- The number should be divisible by 9.
- If the rightmost digit is removed, the remaining number should be divisible by 8.
- If the rightmost digit of the new number is removed, the remaining number should be divisible by 7.
- And so on, until there’s only one digit (which will necessarily be divisible by 1).

There are solutions in many languages in those webpages, but I wanted to write my own in Haskell, just for kicks. Here it is :

(length xs) == 0

onemore [] = [[x] | x <- thelist]

onemore list = [list ++ [l] | l<-thelist,elem l list == False, check (list ++ [l]) == True]

testmore [] = []

testmore (x:xs) = (onemore x) ++ (testmore xs)

result = foldl (.) id (replicate 8 testmore) (onemore [])

Here is another version in Haskell, just for comparison.

That’s so complicated! Here’s mine.

a

`divides`

b = (b`mod`

a) == 0step iter (avail, prev) =

let options = [(delete x avail, prev*10 + x) | x concatMap $ step i)

[([1..9], 0)] $

reverse [1..psize]

concatMap is from Data.List and is simply

concatMap f a = concat $ map f a

At each step, generate the list of results for the possible choices. A result consists of the new complete number as well as the digits remaining. Then simply repeat this for the steps 1 through problem size, generating lists of results for every possible starting point and concatenating them.

Haskell being lazy, when you do a head $ solve 9, it should effectively do a linear search, cutting off the search whenever an early condition is not met.

I am a little slow on the uptake, but can you please show the complete working example?

I noticed that since the number always had to be even when there were 2, 4, 6, or 8 digits in it, that meant the digits in positions 2,4,6,8 had to be even and the other digits had to be odd. That means instead of 9! permutations of digits there were only 4!*5! = 2880 permutations to consider, so it was easy to enumerate those with Data.List(permutations) and that runs very fast. It turns out simple brute force search is also fast, about 160 msec on my laptop:

import Data.List

check ds = all check’ (inits ds)

check’ ds = n

`rem`

s==0 wheren = foldl’ (\n d -> 10*n+d) 0 ds

s = length ds

`max`

1main = print . filter check . permutations $ [1..9]

Here is the efficient version (rewritten from my first one):

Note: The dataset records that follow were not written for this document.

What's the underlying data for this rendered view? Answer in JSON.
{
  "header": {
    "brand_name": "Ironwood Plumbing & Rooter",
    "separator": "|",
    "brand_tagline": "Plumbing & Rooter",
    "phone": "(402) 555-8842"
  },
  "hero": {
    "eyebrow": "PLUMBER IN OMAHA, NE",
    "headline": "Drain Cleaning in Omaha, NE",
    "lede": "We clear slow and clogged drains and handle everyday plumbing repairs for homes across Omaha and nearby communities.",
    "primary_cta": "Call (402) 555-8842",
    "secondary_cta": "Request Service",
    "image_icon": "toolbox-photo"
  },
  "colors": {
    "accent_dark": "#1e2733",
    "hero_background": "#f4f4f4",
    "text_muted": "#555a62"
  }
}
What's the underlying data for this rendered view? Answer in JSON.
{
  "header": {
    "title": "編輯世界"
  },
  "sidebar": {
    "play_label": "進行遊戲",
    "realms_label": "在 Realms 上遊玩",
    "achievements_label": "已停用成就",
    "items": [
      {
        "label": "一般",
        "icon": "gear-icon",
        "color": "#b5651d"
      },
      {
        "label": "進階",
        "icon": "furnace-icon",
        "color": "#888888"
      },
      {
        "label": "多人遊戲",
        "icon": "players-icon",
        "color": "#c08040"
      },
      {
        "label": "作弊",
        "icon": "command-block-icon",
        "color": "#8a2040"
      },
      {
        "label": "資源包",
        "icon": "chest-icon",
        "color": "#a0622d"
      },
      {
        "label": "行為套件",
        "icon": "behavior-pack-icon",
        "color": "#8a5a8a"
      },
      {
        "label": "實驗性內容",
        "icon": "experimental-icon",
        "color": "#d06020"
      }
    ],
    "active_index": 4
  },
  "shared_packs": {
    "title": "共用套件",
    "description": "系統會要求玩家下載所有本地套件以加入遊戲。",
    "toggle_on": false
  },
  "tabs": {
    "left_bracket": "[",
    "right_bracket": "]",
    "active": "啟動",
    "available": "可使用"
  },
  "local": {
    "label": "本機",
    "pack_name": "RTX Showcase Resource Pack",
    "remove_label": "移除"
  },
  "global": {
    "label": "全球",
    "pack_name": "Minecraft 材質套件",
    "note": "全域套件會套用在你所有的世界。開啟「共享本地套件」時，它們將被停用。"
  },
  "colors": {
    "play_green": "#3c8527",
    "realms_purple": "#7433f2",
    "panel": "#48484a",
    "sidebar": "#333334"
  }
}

import Data.List

check ds = all check’ (inits ds) where

check’ ds = n

`rem`

s==0 wheren = foldl’ (\n d -> 10*n+d) 0 ds

s = length ds

`max`

1main = print . filter check . map interleave . sequence $ [po,pe] where

po = permutations [1,3,5,7,9]

pe = permutations [2,4,6,8]

interleave [[a,b,c,d,e],[w,x,y,z]] = [a,w,b,x,c,y,d,z,e]